For the gross amount of trash first world countries produce, landfills in their home countries are few and far between. Instead of dealing with the repercussions of huge amounts of waste, countries like the USA, Germany, and other affluent nations have discovered a way out. Bustling up cargo containers and shipping them off to sea, thousands of pounds of waste are shipped off to Turkey, Greece, Vietnam, and other countries with relaxed environmental regulations.
This fact is often hidden from the general public, left as one of the many secrets of where our trash actually goes.
What is waste colonialism?
Waste colonialism refers to the dumping of trash (mostly hazardous or dangerous waste) from developed, affluent nations into developing and under-regulated nations. The term first appeared in 1989 at a UN convention after African nations expressed their concern for countries with high GDP dumping hazardous waste in low GDP countries (read more here). The transfer, not just of waste, but of hazardous waste in particular, was not uncommon during this time. With incidents such as the Cote d’Ivoire toxic waste dump, developing nations were in fear for their people and their land. In the same 1989 UN convention, an international agreement was made that regulated the disposal and transference of hazardous waste.
But, waste colonialism doesn’t always come in the form of toxic waste. In 2019, The Guardian uncovered the secret of America’s mismanaged recycling system that resulted in over 68,000 shipping containers worth of plastic waste being sent off to developing countries (read more here).
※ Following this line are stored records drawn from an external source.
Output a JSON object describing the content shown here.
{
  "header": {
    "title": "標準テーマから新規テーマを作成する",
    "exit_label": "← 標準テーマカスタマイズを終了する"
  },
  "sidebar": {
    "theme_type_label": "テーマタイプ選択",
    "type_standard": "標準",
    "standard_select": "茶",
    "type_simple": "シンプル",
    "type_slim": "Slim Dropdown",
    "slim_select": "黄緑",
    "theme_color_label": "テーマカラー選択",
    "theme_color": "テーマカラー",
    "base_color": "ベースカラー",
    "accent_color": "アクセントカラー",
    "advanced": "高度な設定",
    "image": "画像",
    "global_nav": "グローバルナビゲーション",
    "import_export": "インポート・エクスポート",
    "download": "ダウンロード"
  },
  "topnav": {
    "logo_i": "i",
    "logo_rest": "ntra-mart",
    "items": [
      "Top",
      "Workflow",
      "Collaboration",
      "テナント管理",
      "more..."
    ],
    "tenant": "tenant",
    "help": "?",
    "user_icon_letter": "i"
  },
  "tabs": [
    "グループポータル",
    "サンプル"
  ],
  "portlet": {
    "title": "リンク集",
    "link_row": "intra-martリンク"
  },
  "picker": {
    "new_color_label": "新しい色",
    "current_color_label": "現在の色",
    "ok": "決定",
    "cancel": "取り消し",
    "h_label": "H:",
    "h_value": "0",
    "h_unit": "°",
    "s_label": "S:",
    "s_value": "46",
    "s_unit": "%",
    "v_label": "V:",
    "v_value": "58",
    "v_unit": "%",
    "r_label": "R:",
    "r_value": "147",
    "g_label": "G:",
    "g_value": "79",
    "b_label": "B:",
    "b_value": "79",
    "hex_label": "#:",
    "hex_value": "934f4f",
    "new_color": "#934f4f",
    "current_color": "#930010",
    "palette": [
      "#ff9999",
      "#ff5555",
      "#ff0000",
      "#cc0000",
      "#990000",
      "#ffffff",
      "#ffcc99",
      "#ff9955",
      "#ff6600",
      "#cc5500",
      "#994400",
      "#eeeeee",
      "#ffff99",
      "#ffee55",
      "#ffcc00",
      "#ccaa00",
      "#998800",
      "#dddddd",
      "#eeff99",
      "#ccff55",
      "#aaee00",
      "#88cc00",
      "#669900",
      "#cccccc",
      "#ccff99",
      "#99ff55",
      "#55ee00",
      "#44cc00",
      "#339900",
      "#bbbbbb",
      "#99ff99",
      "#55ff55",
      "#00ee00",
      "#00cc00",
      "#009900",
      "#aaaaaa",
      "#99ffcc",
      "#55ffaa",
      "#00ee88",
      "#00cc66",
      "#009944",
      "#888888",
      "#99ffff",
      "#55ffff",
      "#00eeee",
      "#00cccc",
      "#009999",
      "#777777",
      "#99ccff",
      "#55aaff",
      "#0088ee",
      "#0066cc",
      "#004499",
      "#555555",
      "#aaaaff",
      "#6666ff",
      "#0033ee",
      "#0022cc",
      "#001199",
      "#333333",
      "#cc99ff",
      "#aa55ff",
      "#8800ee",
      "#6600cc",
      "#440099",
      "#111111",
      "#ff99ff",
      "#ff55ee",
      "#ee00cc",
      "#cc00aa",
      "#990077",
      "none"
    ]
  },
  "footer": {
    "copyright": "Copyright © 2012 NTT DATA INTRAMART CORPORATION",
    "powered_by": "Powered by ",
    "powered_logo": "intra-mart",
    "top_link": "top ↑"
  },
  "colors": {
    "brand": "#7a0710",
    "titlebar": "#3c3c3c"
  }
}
It’s been over 30 years since the 1989 UN agreement was made, and although toxic trash disposal is not as common, there are still pounds of trash and electronic waste making their way across the seas, and waste colonialism has not gone away in the slightest.
What’s wrong with waste colonialism?
Despite the obvious moral dilemma of burdening undeserving countries with hazardous waste, waste colonialism builds upon a much larger system of colonialism that has been in action for centuries. Though it has many branches, Colonialism in itself is a system of domination over land (read more here). Furthermore, the countries being affected by waste colonialism are the very same nations that have been affected by traditional colonialism in the past.
At its core, waste colonialism is about land. It’s about keep land available and clean for colonizing countries. It’s about reducing the available land size and quality for colonized countries. It’s about the privilege of being able to choose which land to pollute, and the privilege of avoiding consequences.
For the citizens of these affected nations, waste colonialism is not just about land. The dumping of hazardous waste can create serious negative health affects that not only impact their livelihood and health, but their job security, future family plans, food accessibility, and more.
Watch here for an explanation of waste colonialism from the perspective of a Ngāti Porou woman from the North Island of New Zealand.
What can we do about waste colonialism?
What we truly need is a global treaty with strict dumping regulations and harsh consequences for colonizing nations. To create a change we will also need new methods of waste disposal that are safe and ethical for all. Governments should help fund the clean up of effected nations and work to treat and assist effected populations.
On an individual level, we can advocate for change at the state and federal levels. There are a multitude of organizations working to fight waste colonialism that we can support: